Hooked on Backgammon
By Denny Hatch
I am addicted to backgammon on the Internet. The site is sponsored by—of all things—Nabisco (www.nabiscoworld.com). Click on "games," then "multi-player," then "backgammon." The graphics are terrific, and I can play a real person in complete anonymity or a computer whose persona is a sarcastic woman so irritating that I have to turn the sound off.
A waste of time? Not really. Sometimes my head gets so full that I have to clear it. A down 'n dirty backgammon game does that—my equivalent of a 10-minute break.
The Direct Marketing of Packaged Goods
What triggered this exercise was an e-offer from Nabisco to receive a free sample of a snack bar. Since these folks sponsor this wonderful backgammon Web site, I happily signed up and am awaiting my shipment.
Meanwhile I received an e-mail from Nabisco:
Dear Denny Hatch, Have you heard the great news about Snack 'n Seal? It's a unique, resealable package for Chewy Chips Ahoy®! that helps keep cookies fresh once the package has been opened.
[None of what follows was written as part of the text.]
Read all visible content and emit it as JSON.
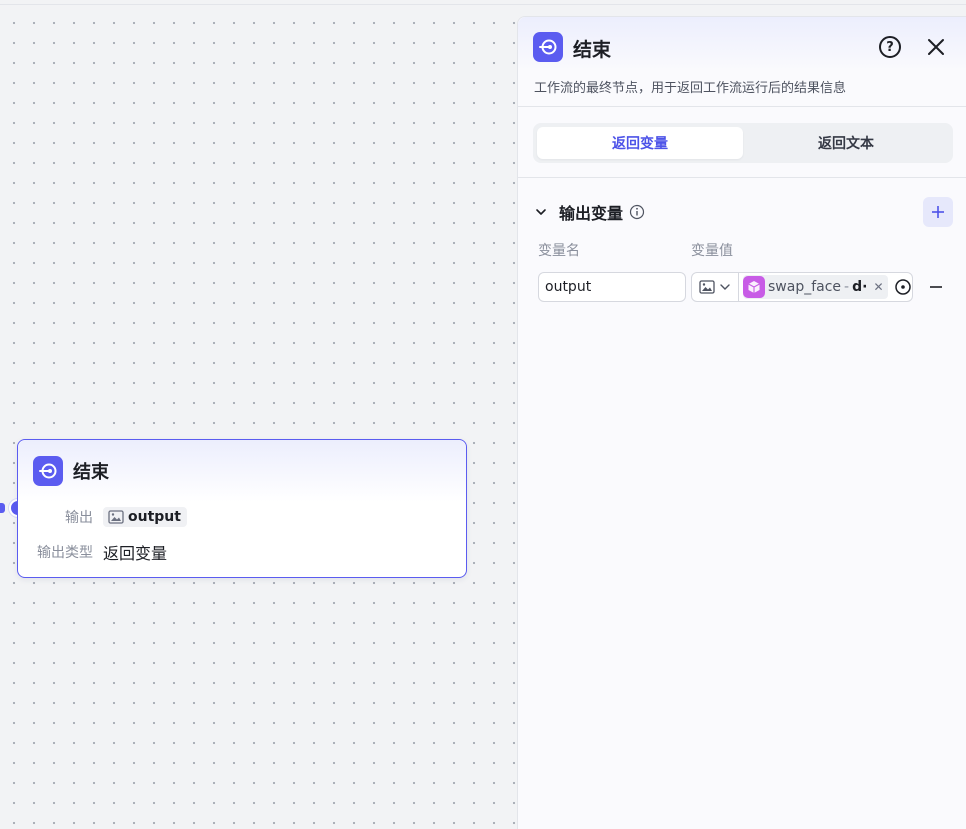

Check out Snack 'n Seal in action.
I clicked on the link and up came a nifty, little animated picture of a Chips Ahoy package. The top is shown peeling back, a couple of cookies pop out, and then the top is pressed back on to seal up the package again. Neat, huh?
Well, not so neat.
Where was the store coupon to print out so that 1.) I would have a "hot potato"—a physical reminder to take to the store so I would remember to try Chips Ahoy in the resealable package and 2.) I could save 25 cents or 50 cents or whatever, Nabisco's way of saying thank you for trying the product?
In other words, I had no incentive to remember or buy.
The Web site could alternate downloadable coupons, giving players the opportunity to try various Nabisco snack bars, candies and cookies.